Pifer and O'Hanlon make a compelling case for further arms control measures—to reduce the nuclear threat to the United States and its allies, to strengthen strategic stability, to promote greater transparency regarding secretive nuclear arsenals, to create the possibility for significant defense budget savings, to bolster American credibility in the fight to curb nuclear proliferation, and to build a stronger and more sustainable U.S.-Russia relationship.
President Obama gave priority to nuclear arms control early in his first term and, by all accounts, would like to be transformational on these questions. Can there be another major U.S.-Russia arms treaty? Can the tactical and surplus strategic nuclear warheads that have so far escaped controls be brought into such a framework? Can a modus vivendi be reached between the two countries on missile defense? And what of multilateral accords on nuclear testing and production of fissile materials for nuclear weapons? Pifer and O'Hanlon concisely frame the issues, the background, and the choices facing the president; provide practical policy recommendations, and put it all in clear and readable prose that will be easily understood by the layman.
1. The President and the King—Key Messages of the Book
2. The Energy Revolutions—A Primer
Geopolitics in Flux—The Players
3. Choices—Scenarios, and the Choice the Powers Confront

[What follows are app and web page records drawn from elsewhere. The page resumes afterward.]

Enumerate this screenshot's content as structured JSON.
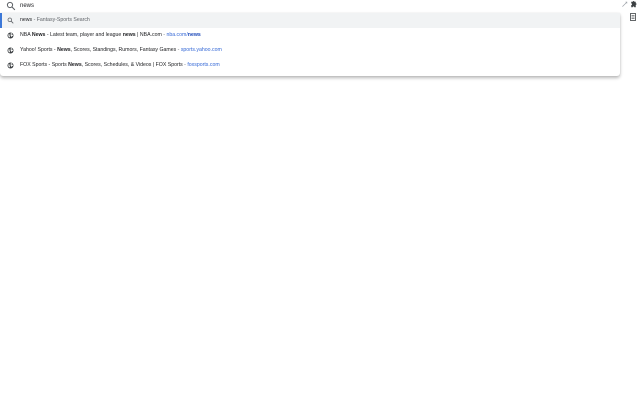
{
  "omnibox": {
    "query": "news",
    "search_icon": "search-icon"
  },
  "toolbar": {
    "star_icon": "star-icon",
    "extension_icon": "extension-icon",
    "menu_icon": "menu-icon"
  },
  "suggestions": [
    {
      "type": "search",
      "icon": "search-icon",
      "match": "news",
      "separator": " - ",
      "description": "Fantasy-Sports Search"
    },
    {
      "type": "history",
      "icon": "globe-icon",
      "title_pre": "NBA ",
      "title_bold": "News",
      "title_mid": " - Latest team, player and league ",
      "title_bold2": "news",
      "title_post": " | NBA.com",
      "separator": " - ",
      "url_pre": "nba.com/",
      "url_bold": "news"
    },
    {
      "type": "history",
      "icon": "globe-icon",
      "title_pre": "Yahoo! Sports - ",
      "title_bold": "News",
      "title_post": ", Scores, Standings, Rumors, Fantasy Games",
      "separator": " - ",
      "url": "sports.yahoo.com"
    },
    {
      "type": "history",
      "icon": "globe-icon",
      "title_pre": "FOX Sports - Sports ",
      "title_bold": "News",
      "title_post": ", Scores, Schedules, & Videos | FOX Sports",
      "separator": " - ",
      "url": "foxsports.com"
    }
  ],
  "colors": {
    "accent": "#3c78d8",
    "url": "#3367d6",
    "selected_bg": "#f1f3f4"
  }
}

4. Rough Seas Ahead—The Great Powers' Search for Energy Security
Globalization and Complexity—The Problems
5. Transition in the Gulf
6. The Turbulent Middle
7. Fragile States
8. The Russian Problem
9. Connections—from Pipelines to Politics
10. An Emerging System of Global Energy Governance
11. Leadership Choices
India's armed forces want new weapons worth more than $100 billion. But most of these weapons must come from foreign suppliers due to the failures of India's indigenous research and development. Weapons suppliers from other nations are queuing up in New Delhi. A long relationship between India and Russian manufacturers goes back to the cold war. More recently, India and Israel have developed strong military trade ties. Now, a new military relationship with the United States has generated the greatest hope for military transformation in India.
Against this backdrop of new affluence and newfound access to foreign military technology, Cohen and Dasgupta investigate India's military modernization to find haphazard military change that lacks political direction, suffers from balkanization of military organization and doctrine, remains limited by narrow prospective planning, and is driven by the pursuit of technology free from military-strategic objectives. The character of military change in India, especially the dysfunction in the political-military establishment with regard to procurement, is ultimately the result of a historical doctrine of strategic restraint in place since Nehru. In that context, its approach of arming without strategic purpose remains viable as India seeks great-power accommodation of its rise and does not want to look threatening. The danger lies in its modernization efforts precipitating a period of strategic assertion or contributing to misperception of India's intentions by Pakistan and China, its two most immediate rivals.